======== The input

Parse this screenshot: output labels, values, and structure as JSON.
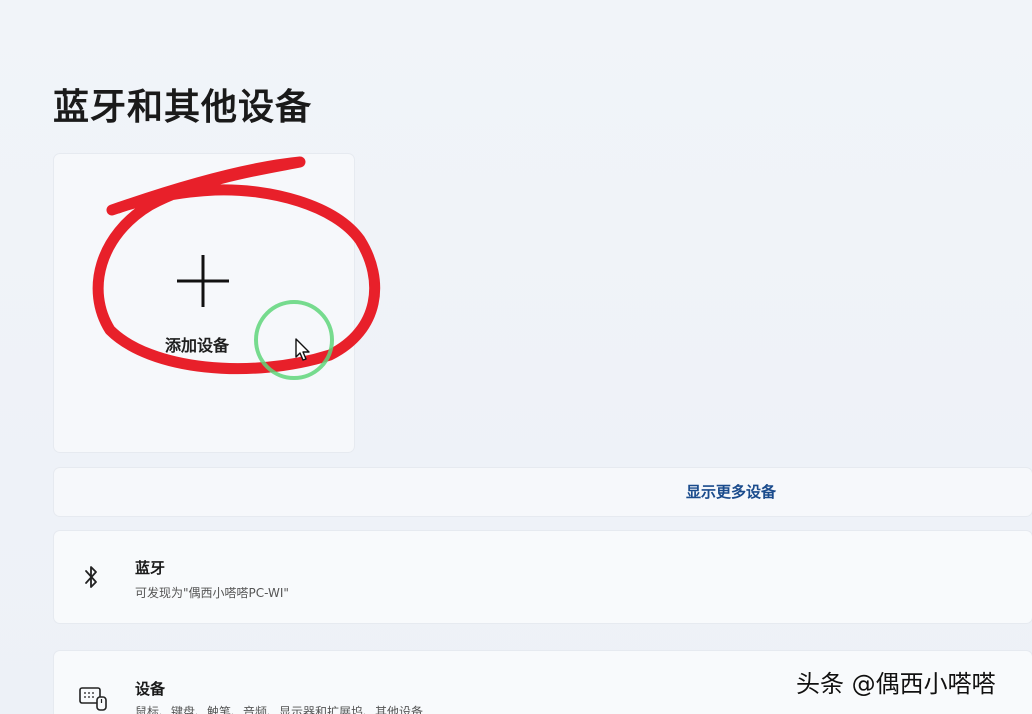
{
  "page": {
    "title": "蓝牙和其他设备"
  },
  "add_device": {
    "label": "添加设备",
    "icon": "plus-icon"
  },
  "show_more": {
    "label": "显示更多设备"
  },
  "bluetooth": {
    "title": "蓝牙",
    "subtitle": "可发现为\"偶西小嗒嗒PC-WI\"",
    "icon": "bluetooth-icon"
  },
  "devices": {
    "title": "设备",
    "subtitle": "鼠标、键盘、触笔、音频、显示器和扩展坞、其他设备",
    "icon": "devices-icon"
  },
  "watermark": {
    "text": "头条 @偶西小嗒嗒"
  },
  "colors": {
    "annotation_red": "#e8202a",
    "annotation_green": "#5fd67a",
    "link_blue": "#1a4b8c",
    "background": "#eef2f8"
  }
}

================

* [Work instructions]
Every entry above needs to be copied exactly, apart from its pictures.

* [Output for this task]
Parse this screenshot: output labels, values, and structure as JSON.
{
  "page": {
    "title": "蓝牙和其他设备"
  },
  "add_device": {
    "label": "添加设备",
    "icon": "plus-icon"
  },
  "show_more": {
    "label": "显示更多设备"
  },
  "bluetooth": {
    "title": "蓝牙",
    "subtitle": "可发现为\"偶西小嗒嗒PC-WI\"",
    "icon": "bluetooth-icon"
  },
  "devices": {
    "title": "设备",
    "subtitle": "鼠标、键盘、触笔、音频、显示器和扩展坞、其他设备",
    "icon": "devices-icon"
  },
  "watermark": {
    "text": "头条 @偶西小嗒嗒"
  },
  "colors": {
    "annotation_red": "#e8202a",
    "annotation_green": "#5fd67a",
    "link_blue": "#1a4b8c",
    "background": "#eef2f8"
  }
}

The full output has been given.